Ruth had convinced herself that it was the morphine that was killing him and not the leukemia ravaging his bones like kudzu.
“People do this all the time in hospice situations,” she warned. “I read about it in a magazine.”
I ignored her and went on with the business of securing his comfort. I put his cat, Betsy, onto the bed with him where she nuzzled against his hip and rested her paws on his belly. I maneuvered a pair of fleece socks onto his crumpled, blue feet where neuropathy pulsed in the veins slithering across his toes. I lifted his bald head, the skin riddled with moles of every shape and shade, and fluffed the pillow beneath it.
Ruth and I had not seen each other in decades, estranged by the complex manifestation of parental abuse: belt buckles and bruises, dark days locked in damp closets, fear. But here we were, sitting together in our father’s dank, dim, living room, where strips of yellowed paper peeled from the walls in droves, and the stench of stale cigarettes wafted from his tar-colored ceiling. How strange to have our father so helpless and weak before us: tiny and incapacitated by suffering, with none of the rage that once cowered us.
“80 percent of hospice patients die from morphine,” Ruth said. “Did you know that?”
I became obsessed with his mantel clock, made of cheap, engineered wood shellacked to an obscene gloss.
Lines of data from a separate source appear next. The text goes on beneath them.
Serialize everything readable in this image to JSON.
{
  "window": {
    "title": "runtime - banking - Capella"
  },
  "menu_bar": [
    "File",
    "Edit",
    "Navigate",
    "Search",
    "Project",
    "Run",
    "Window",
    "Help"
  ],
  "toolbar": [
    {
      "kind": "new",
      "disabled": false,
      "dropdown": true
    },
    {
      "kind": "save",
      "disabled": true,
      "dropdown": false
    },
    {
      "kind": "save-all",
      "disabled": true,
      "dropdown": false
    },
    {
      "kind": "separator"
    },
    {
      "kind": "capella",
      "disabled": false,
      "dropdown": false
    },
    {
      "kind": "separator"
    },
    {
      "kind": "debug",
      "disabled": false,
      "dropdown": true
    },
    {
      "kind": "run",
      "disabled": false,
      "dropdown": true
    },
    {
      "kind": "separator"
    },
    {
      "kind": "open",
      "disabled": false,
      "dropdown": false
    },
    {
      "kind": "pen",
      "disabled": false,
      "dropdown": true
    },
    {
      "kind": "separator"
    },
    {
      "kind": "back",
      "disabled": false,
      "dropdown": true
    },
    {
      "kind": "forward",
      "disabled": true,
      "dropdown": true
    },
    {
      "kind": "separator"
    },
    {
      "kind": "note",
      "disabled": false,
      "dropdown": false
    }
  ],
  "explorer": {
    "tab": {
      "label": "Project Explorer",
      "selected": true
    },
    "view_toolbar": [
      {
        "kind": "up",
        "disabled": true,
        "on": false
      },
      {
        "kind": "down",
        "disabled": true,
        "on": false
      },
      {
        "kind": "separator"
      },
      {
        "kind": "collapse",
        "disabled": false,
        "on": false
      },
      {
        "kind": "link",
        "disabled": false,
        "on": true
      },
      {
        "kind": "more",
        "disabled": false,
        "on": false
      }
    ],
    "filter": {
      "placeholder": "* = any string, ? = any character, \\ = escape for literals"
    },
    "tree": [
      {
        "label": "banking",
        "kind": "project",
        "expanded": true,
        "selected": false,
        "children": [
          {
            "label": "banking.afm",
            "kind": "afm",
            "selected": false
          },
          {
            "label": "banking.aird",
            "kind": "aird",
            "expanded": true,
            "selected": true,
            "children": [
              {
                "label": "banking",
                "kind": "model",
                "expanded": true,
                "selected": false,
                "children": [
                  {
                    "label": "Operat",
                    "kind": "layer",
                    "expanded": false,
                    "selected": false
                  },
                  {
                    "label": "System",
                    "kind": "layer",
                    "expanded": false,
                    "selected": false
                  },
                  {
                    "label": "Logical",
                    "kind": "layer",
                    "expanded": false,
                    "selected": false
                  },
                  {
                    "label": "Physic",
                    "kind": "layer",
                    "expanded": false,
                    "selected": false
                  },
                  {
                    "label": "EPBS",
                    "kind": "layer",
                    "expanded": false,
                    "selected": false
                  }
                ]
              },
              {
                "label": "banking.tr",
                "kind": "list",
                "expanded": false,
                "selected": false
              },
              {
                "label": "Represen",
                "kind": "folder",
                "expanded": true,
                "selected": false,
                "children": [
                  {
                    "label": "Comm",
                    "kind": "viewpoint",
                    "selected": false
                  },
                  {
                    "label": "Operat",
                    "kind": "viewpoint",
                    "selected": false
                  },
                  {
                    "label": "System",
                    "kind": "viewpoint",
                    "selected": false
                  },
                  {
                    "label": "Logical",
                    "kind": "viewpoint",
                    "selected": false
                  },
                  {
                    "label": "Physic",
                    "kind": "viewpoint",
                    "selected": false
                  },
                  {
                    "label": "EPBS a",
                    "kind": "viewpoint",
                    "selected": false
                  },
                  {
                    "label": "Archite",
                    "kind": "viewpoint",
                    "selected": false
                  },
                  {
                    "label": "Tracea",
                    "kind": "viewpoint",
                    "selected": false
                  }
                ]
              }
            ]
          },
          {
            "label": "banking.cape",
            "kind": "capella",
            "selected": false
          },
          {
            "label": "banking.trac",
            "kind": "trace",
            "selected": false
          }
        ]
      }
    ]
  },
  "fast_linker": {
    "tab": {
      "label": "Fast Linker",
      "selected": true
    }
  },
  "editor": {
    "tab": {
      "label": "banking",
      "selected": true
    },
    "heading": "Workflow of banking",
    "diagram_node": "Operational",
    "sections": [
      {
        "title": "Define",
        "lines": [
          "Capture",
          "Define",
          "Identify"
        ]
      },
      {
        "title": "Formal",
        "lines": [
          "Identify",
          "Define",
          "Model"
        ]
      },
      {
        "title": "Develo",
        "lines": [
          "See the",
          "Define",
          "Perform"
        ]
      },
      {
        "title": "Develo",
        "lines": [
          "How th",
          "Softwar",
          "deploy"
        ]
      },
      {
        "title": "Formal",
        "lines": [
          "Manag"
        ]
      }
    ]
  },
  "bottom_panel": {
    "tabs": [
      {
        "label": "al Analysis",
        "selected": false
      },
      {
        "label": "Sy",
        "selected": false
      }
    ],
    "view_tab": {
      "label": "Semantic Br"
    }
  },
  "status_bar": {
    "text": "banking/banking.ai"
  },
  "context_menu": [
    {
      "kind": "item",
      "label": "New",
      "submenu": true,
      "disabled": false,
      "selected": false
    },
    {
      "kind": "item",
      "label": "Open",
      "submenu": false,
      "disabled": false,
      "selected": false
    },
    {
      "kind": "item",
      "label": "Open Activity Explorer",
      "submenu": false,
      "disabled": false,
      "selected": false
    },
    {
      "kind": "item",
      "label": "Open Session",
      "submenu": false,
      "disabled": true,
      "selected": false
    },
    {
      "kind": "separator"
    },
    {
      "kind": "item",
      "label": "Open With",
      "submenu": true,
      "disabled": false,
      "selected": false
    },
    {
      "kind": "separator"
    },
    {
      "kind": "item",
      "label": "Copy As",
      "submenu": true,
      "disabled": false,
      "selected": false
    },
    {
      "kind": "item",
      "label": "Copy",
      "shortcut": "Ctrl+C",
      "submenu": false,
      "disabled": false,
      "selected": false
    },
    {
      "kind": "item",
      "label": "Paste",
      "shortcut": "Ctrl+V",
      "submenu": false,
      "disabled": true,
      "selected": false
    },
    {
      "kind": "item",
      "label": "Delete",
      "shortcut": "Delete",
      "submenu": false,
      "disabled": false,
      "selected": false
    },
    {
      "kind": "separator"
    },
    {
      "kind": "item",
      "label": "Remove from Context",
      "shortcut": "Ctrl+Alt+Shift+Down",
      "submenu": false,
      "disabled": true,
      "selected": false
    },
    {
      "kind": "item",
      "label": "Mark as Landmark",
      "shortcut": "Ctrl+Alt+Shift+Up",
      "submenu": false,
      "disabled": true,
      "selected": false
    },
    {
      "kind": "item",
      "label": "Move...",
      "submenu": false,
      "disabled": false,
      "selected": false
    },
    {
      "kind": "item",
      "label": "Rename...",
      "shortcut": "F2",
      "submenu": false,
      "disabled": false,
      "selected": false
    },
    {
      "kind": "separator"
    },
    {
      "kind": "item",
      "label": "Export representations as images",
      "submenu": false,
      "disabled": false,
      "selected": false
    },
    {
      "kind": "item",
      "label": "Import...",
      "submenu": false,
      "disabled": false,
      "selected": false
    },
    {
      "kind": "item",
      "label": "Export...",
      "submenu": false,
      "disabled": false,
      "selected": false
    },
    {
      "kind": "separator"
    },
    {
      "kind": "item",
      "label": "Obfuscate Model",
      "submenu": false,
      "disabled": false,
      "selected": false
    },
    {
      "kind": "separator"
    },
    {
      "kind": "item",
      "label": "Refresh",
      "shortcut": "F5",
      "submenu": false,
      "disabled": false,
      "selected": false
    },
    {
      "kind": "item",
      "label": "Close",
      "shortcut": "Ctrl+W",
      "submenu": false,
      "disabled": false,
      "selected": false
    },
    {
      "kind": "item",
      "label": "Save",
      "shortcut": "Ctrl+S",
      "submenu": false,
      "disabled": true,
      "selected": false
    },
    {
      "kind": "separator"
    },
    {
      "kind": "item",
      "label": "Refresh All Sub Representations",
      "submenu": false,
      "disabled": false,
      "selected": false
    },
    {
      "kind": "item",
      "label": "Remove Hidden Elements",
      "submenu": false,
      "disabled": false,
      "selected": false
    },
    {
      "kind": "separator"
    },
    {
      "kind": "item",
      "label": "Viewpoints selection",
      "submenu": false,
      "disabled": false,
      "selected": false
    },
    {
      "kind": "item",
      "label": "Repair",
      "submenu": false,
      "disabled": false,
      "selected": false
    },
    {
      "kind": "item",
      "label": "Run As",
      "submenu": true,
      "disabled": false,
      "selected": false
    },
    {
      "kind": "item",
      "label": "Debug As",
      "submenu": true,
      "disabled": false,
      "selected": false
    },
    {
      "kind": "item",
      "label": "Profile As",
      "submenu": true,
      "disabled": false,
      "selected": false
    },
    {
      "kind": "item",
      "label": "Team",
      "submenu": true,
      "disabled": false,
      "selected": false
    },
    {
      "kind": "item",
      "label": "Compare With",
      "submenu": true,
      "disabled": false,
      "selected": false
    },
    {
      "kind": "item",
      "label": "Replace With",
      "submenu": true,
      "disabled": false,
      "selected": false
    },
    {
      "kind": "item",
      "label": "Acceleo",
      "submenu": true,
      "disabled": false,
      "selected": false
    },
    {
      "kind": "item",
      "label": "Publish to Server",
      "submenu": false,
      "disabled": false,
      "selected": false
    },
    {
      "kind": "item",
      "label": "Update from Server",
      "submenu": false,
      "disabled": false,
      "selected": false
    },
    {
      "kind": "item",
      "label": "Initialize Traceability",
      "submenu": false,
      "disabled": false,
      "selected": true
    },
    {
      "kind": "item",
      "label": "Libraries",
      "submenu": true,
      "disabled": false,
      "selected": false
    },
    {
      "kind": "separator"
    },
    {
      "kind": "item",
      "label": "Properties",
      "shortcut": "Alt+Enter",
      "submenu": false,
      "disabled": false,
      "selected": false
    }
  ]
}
It ticked on and on and on, each moment marked by the minutia of our father’s reappearing pain, which rose to the surface in layers: a twitch in his lips, a narrowing trough between his eyes, a deepening hollow in his cheeks. He would try to speak, but no words escaped the mechanical movement of his mouth, the flip and flap of his saliva-slicked tongue.
Sometimes two hours felt like two years, two lives, as the strain on his face blossomed into a writhing that enveloped his arms and legs and torso. I imagined the bones beneath his skin so frayed and hollow, the aching deep and unrelenting.
When I could wait no longer for that clock to chime, I reached for the morphine on his bedside table, a small glass bottle the size of a thimble, with a shiny silver cap. Quickly, Ruth leapt across the room and wrestled me to the floor.
“Not yet,” she hissed.
“It’s soon enough,” I said.
She sat on my chest and wedged her knee into the fold of my elbow until the small bottle I clutched in my palm fell to the floor and she could pick it up. Our father had once pressed a lighted cigarette to the delicate skin of her neck, leaving behind a small crescent-shaped scar. I could see that scar now, peering out from the shadow of her jawbone.
We rose from the floor and stood before our father one last time. He was moaning now in agony.
“I’ll do it,” Ruth said, forcing the syringe between his clenched teeth, releasing its liquid gold.
© Jamy Bond
[This piece was selected by Katrin Gibb. Read Jamy’s interview]